--- WHAT TO PRODUCE ---
Make an exact copy of the records, omitting all images.

[EXCERPTED DATA Boundary: Start]

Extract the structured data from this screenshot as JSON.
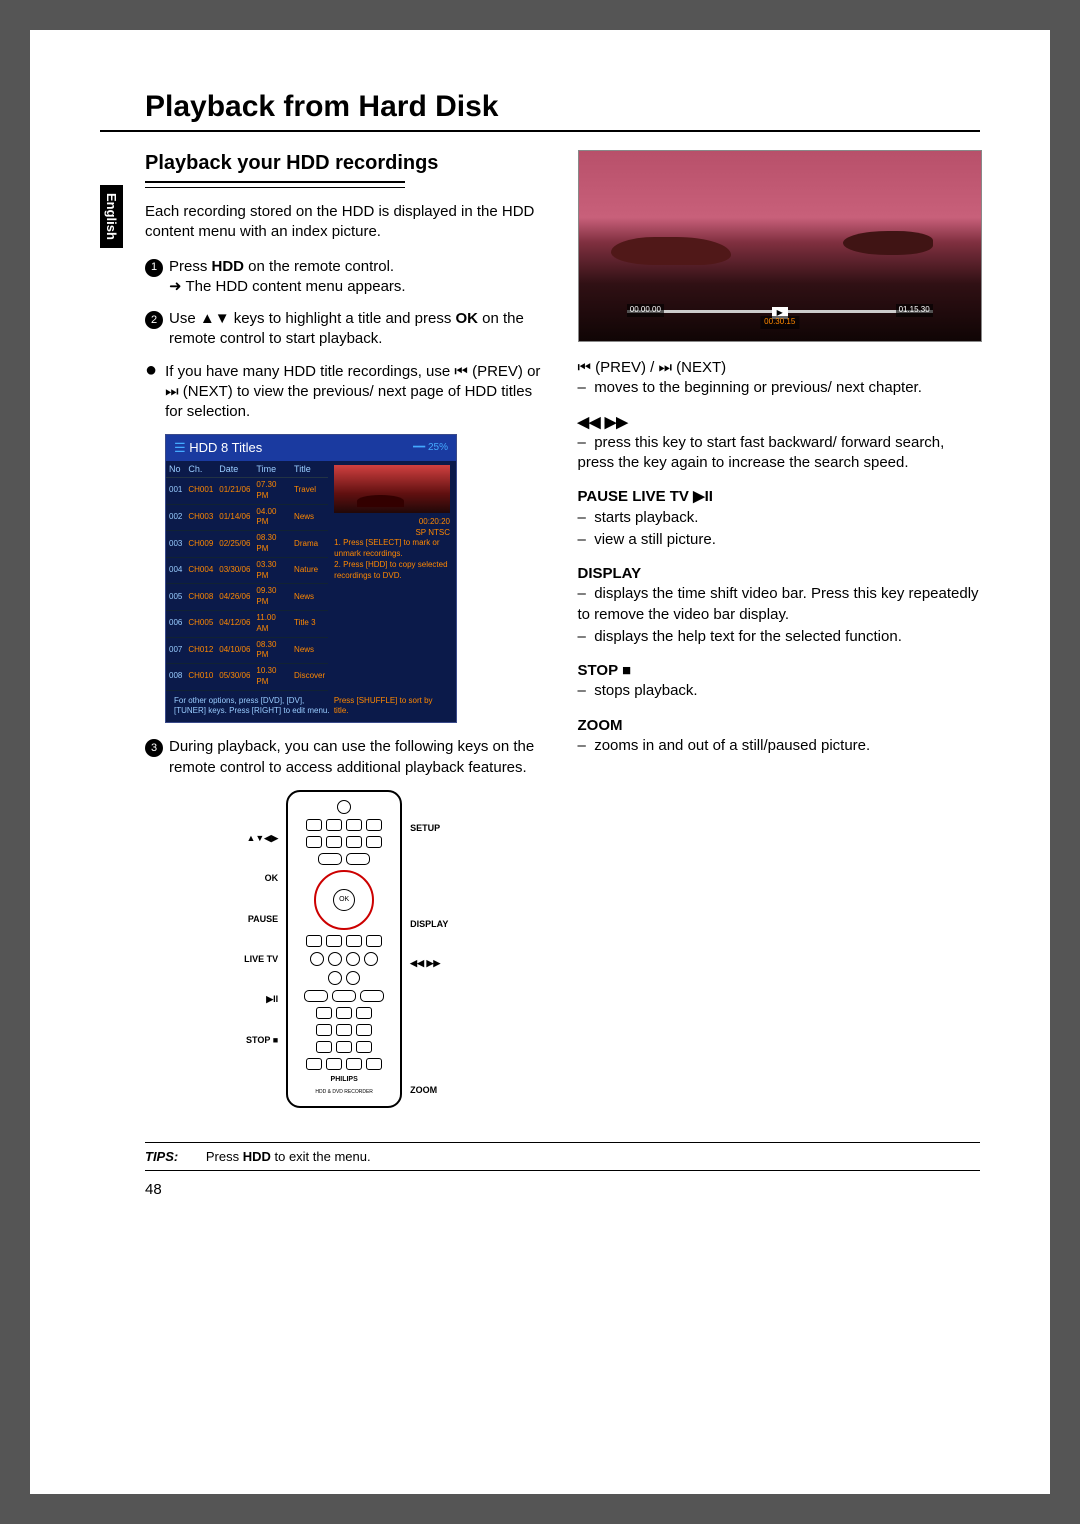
{
  "lang_tab": "English",
  "title": "Playback from Hard Disk",
  "section_title": "Playback your HDD recordings",
  "intro": "Each recording stored on the HDD is displayed in the HDD content menu with an index picture.",
  "step1_a": "Press ",
  "step1_b": "HDD",
  "step1_c": " on the remote control.",
  "step1_sub": "The HDD content menu appears.",
  "step2_a": "Use ▲▼ keys to highlight a title and press ",
  "step2_b": "OK",
  "step2_c": " on the remote control to start playback.",
  "bullet_a": "If you have many HDD title recordings, use  ",
  "prev_icon": "⏮",
  "prev_lbl": "(PREV)",
  "bullet_b": " or  ",
  "next_icon": "⏭",
  "next_lbl": "(NEXT)",
  "bullet_c": " to view the previous/ next page of HDD titles for selection.",
  "hdd": {
    "title": "HDD 8 Titles",
    "percent": "25%",
    "cols": [
      "No",
      "Ch.",
      "Date",
      "Time",
      "Title"
    ],
    "rows": [
      [
        "001",
        "CH001",
        "01/21/06",
        "07.30 PM",
        "Travel"
      ],
      [
        "002",
        "CH003",
        "01/14/06",
        "04.00 PM",
        "News"
      ],
      [
        "003",
        "CH009",
        "02/25/06",
        "08.30 PM",
        "Drama"
      ],
      [
        "004",
        "CH004",
        "03/30/06",
        "03.30 PM",
        "Nature"
      ],
      [
        "005",
        "CH008",
        "04/26/06",
        "09.30 PM",
        "News"
      ],
      [
        "006",
        "CH005",
        "04/12/06",
        "11.00 AM",
        "Title 3"
      ],
      [
        "007",
        "CH012",
        "04/10/06",
        "08.30 PM",
        "News"
      ],
      [
        "008",
        "CH010",
        "05/30/06",
        "10.30 PM",
        "Discover"
      ]
    ],
    "preview_meta": "00:20:20\nSP NTSC",
    "hint1": "1. Press [SELECT] to mark or unmark recordings.",
    "hint2": "2. Press [HDD] to copy selected recordings to DVD.",
    "footer_left": "For other options, press [DVD], [DV], [TUNER] keys. Press [RIGHT] to edit menu.",
    "footer_right": "Press [SHUFFLE] to sort by title."
  },
  "step3": "During playback, you can use the following keys on the remote control to access additional playback features.",
  "remote_labels": {
    "nav": "▲▼◀▶",
    "ok": "OK",
    "pause1": "PAUSE",
    "pause2": "LIVE TV",
    "pause3": "▶II",
    "stop": "STOP ■",
    "setup": "SETUP",
    "display": "DISPLAY",
    "scan": "◀◀ ▶▶",
    "zoom": "ZOOM",
    "brand": "PHILIPS",
    "brand_sub": "HDD & DVD RECORDER"
  },
  "tv": {
    "t_left": "00.00.00",
    "t_right": "01.15.30",
    "mini": "00.30.15"
  },
  "prevnext_line_a": "⏮ (PREV) / ⏭ (NEXT)",
  "prevnext_body": "moves to the beginning or previous/ next chapter.",
  "scan_header": "◀◀ ▶▶",
  "scan_body": "press this key to start fast backward/ forward search, press the key again to increase the search speed.",
  "pause_header": "PAUSE LIVE TV ▶II",
  "pause_l1": "starts playback.",
  "pause_l2": "view a still picture.",
  "display_header": "DISPLAY",
  "display_l1": "displays the time shift video bar. Press this key repeatedly to remove the video bar display.",
  "display_l2": "displays the help text for the selected function.",
  "stop_header": "STOP ■",
  "stop_l1": "stops playback.",
  "zoom_header": "ZOOM",
  "zoom_l1": "zooms in and out of a still/paused picture.",
  "tips_label": "TIPS:",
  "tips_a": "Press ",
  "tips_b": "HDD",
  "tips_c": " to exit the menu.",
  "page_number": "48"
}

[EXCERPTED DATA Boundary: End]

--- ANSWER TO THIS PROBLEM ---
Extract the structured data from this screenshot as JSON.
{
  "lang_tab": "English",
  "title": "Playback from Hard Disk",
  "section_title": "Playback your HDD recordings",
  "intro": "Each recording stored on the HDD is displayed in the HDD content menu with an index picture.",
  "step1_a": "Press ",
  "step1_b": "HDD",
  "step1_c": " on the remote control.",
  "step1_sub": "The HDD content menu appears.",
  "step2_a": "Use ▲▼ keys to highlight a title and press ",
  "step2_b": "OK",
  "step2_c": " on the remote control to start playback.",
  "bullet_a": "If you have many HDD title recordings, use  ",
  "prev_icon": "⏮",
  "prev_lbl": "(PREV)",
  "bullet_b": " or  ",
  "next_icon": "⏭",
  "next_lbl": "(NEXT)",
  "bullet_c": " to view the previous/ next page of HDD titles for selection.",
  "hdd": {
    "title": "HDD 8 Titles",
    "percent": "25%",
    "cols": [
      "No",
      "Ch.",
      "Date",
      "Time",
      "Title"
    ],
    "rows": [
      [
        "001",
        "CH001",
        "01/21/06",
        "07.30 PM",
        "Travel"
      ],
      [
        "002",
        "CH003",
        "01/14/06",
        "04.00 PM",
        "News"
      ],
      [
        "003",
        "CH009",
        "02/25/06",
        "08.30 PM",
        "Drama"
      ],
      [
        "004",
        "CH004",
        "03/30/06",
        "03.30 PM",
        "Nature"
      ],
      [
        "005",
        "CH008",
        "04/26/06",
        "09.30 PM",
        "News"
      ],
      [
        "006",
        "CH005",
        "04/12/06",
        "11.00 AM",
        "Title 3"
      ],
      [
        "007",
        "CH012",
        "04/10/06",
        "08.30 PM",
        "News"
      ],
      [
        "008",
        "CH010",
        "05/30/06",
        "10.30 PM",
        "Discover"
      ]
    ],
    "preview_meta": "00:20:20\nSP NTSC",
    "hint1": "1. Press [SELECT] to mark or unmark recordings.",
    "hint2": "2. Press [HDD] to copy selected recordings to DVD.",
    "footer_left": "For other options, press [DVD], [DV], [TUNER] keys. Press [RIGHT] to edit menu.",
    "footer_right": "Press [SHUFFLE] to sort by title."
  },
  "step3": "During playback, you can use the following keys on the remote control to access additional playback features.",
  "remote_labels": {
    "nav": "▲▼◀▶",
    "ok": "OK",
    "pause1": "PAUSE",
    "pause2": "LIVE TV",
    "pause3": "▶II",
    "stop": "STOP ■",
    "setup": "SETUP",
    "display": "DISPLAY",
    "scan": "◀◀ ▶▶",
    "zoom": "ZOOM",
    "brand": "PHILIPS",
    "brand_sub": "HDD & DVD RECORDER"
  },
  "tv": {
    "t_left": "00.00.00",
    "t_right": "01.15.30",
    "mini": "00.30.15"
  },
  "prevnext_line_a": "⏮ (PREV) / ⏭ (NEXT)",
  "prevnext_body": "moves to the beginning or previous/ next chapter.",
  "scan_header": "◀◀ ▶▶",
  "scan_body": "press this key to start fast backward/ forward search, press the key again to increase the search speed.",
  "pause_header": "PAUSE LIVE TV ▶II",
  "pause_l1": "starts playback.",
  "pause_l2": "view a still picture.",
  "display_header": "DISPLAY",
  "display_l1": "displays the time shift video bar. Press this key repeatedly to remove the video bar display.",
  "display_l2": "displays the help text for the selected function.",
  "stop_header": "STOP ■",
  "stop_l1": "stops playback.",
  "zoom_header": "ZOOM",
  "zoom_l1": "zooms in and out of a still/paused picture.",
  "tips_label": "TIPS:",
  "tips_a": "Press ",
  "tips_b": "HDD",
  "tips_c": " to exit the menu.",
  "page_number": "48"
}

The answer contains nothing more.